Alerts E-Threats

Jennifer Aniston More Dangerous than Rihanna in Spam

Jennifer Aniston outshone Rihanna and Miley Cyrus in the eye of spammers, according to a Bitdefender study on the spam circulating in October and November 2013. Aniston is mentioned in 19 percent of spam messages that include celebrity names, followed by Rihanna with 16 percent and Selena Gomez at 13 percent.

Using trending celebrity names as bait is a common practice of scammers seeking to push fake surveys and dubious deals in junk e-mails. In some spam messages, scammers associate Aniston’s name with sexual content and a simple click on the link will grab users’ bank account credentials via a banker Trojan downloaded on their systems.

Rihanna, on the other hand, is mentioned in e-mails that lead to webpages with pornographic content and online shops selling accessories. The problem with these e-shops is that they are so low-profile that chances are no purchased item will ever reach users’ doorstep.

Spam e-mails with Selena Gomez advertise plastic surgery and free online concerts while leading to phishing websites that grab identification data of gullible users. Justin Bieber’s name is associated with indecent messages hinting at sex, nudity and scandals.

Miley Cyrus, Scarlet Johansson, and Marilyn Monroe, Katy Perry, Beyonce Knowles, Sandra Bullock and Eminem are other glam names are used in scam campaigns.

Users’ curiosity gets them in trouble as attention-grabbing headlines are eternally a successful strategy to draw users into surveys to seek private data and maintain the profitable business of scam and spam.

Apart from celebrities, the Bitdefender analysis revealed that movies too make a good spam lure for curious users. Gravity is the top choice, followed by 12 Years a Slave, Insidious and The Avengers.

The abuse goes so far that sometimes, celebrities are declared dead and allegedly photographed beaten or involved in hideous sex scandal. The messages promise scandalous pictures or videos only to make users open attachments and click links to infect their devices with malware, expose them to inappropriate content or steal sensitive into right under people’s noses.

The proper thing to do when an e-mail promising scandal reaches your inbox, is to delete it. Don’t act on your curiosity with unsolicited e-mails. They never bring good news.

This article is based on the spam samples provided courtesy of Ionut›-Daniel RA‚ILEANU, Bitdefender Spam Researcher.

All product and company names mentioned herein are for identification purposes only and are the property of, and may be trademarks of, their respective owners.

About the author


A blend of teacher and technical journalist with a pinch of e-threat analysis, Loredana Botezatu writes mostly about malware and spam.
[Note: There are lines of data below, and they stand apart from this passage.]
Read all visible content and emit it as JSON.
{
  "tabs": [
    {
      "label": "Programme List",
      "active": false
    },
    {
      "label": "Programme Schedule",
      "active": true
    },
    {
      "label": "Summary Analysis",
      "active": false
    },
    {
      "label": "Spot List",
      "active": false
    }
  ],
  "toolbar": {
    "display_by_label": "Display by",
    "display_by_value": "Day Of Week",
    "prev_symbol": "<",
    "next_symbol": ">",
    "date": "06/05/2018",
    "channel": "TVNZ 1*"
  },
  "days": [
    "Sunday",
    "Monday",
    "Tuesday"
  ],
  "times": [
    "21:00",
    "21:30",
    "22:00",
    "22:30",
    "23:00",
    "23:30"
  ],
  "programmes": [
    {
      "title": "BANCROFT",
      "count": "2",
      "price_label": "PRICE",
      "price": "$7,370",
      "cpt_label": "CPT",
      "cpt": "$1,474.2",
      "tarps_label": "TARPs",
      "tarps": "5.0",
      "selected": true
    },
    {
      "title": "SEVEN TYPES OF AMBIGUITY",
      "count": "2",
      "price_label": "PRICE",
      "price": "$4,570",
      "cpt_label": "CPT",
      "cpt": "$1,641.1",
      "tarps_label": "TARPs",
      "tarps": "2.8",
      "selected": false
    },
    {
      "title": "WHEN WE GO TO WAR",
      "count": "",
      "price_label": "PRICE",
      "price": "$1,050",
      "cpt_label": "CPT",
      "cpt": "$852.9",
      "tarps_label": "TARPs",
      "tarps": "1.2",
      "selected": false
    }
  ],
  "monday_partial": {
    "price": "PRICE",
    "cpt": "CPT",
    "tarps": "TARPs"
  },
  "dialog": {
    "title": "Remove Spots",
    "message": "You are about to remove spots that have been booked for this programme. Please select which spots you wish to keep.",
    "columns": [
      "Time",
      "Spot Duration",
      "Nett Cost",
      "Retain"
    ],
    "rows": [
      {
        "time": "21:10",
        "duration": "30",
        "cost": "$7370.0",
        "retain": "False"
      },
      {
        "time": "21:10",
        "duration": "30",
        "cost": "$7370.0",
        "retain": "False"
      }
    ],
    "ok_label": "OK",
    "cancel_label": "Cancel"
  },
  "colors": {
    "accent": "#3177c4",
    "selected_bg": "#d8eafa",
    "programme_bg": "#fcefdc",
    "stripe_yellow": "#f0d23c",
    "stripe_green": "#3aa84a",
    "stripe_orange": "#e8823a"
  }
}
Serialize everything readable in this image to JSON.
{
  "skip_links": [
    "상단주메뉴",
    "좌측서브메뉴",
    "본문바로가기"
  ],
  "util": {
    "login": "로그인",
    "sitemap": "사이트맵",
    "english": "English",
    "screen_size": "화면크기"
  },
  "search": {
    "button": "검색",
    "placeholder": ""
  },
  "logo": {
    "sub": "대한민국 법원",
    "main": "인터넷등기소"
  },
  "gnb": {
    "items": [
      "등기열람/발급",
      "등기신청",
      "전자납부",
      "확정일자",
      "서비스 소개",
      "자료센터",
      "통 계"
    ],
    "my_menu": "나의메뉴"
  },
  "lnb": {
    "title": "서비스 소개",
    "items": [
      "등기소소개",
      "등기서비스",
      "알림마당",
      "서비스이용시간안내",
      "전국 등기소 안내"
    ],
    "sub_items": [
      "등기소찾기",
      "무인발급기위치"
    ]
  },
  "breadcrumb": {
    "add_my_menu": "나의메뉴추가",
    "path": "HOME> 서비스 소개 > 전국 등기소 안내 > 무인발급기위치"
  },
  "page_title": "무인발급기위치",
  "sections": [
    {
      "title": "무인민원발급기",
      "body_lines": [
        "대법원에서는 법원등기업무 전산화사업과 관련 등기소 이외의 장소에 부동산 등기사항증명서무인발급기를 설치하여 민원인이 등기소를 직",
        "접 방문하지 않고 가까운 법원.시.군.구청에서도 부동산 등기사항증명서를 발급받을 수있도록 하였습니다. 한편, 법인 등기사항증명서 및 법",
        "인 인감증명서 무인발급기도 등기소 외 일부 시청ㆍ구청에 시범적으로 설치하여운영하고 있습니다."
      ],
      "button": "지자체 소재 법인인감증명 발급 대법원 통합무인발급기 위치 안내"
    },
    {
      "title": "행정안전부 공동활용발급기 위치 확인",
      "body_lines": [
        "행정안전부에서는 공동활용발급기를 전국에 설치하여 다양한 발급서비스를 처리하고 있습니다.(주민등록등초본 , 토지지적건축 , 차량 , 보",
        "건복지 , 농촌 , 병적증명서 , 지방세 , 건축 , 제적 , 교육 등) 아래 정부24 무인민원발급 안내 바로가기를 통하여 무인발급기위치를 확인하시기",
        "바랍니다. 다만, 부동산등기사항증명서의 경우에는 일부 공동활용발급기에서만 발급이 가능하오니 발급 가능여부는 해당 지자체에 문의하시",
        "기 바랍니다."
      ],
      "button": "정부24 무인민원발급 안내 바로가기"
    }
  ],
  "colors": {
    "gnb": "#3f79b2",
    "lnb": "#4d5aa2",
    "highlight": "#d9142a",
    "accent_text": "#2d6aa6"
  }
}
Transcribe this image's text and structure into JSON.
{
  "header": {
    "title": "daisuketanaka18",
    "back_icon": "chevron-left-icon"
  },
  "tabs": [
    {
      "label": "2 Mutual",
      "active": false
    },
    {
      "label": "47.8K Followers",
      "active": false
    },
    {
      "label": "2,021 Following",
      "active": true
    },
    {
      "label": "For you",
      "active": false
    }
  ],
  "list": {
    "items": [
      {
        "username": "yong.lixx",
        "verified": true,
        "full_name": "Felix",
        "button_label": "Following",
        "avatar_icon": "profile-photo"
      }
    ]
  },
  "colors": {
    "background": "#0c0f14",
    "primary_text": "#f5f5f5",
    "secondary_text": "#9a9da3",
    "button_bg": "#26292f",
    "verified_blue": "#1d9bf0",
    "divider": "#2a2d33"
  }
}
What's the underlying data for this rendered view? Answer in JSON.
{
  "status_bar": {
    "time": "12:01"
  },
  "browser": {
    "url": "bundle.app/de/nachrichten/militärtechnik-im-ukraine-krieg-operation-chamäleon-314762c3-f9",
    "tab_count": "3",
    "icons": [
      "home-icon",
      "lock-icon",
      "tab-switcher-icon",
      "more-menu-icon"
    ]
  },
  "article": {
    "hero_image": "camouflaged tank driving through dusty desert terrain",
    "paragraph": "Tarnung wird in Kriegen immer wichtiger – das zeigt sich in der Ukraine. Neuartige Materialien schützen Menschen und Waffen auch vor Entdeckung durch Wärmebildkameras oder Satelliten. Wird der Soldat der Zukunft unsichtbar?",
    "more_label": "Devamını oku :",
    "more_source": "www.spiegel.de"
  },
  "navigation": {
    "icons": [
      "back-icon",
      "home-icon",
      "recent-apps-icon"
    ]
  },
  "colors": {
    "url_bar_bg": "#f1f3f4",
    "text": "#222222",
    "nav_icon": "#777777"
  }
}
She believes that most errors happen between the keyboard and the chair. Loredana has been writing about the IT world and e-security for well over five years and has made a personal goal out of educating computer users about the ins and outs of the cybercrime ecosystem.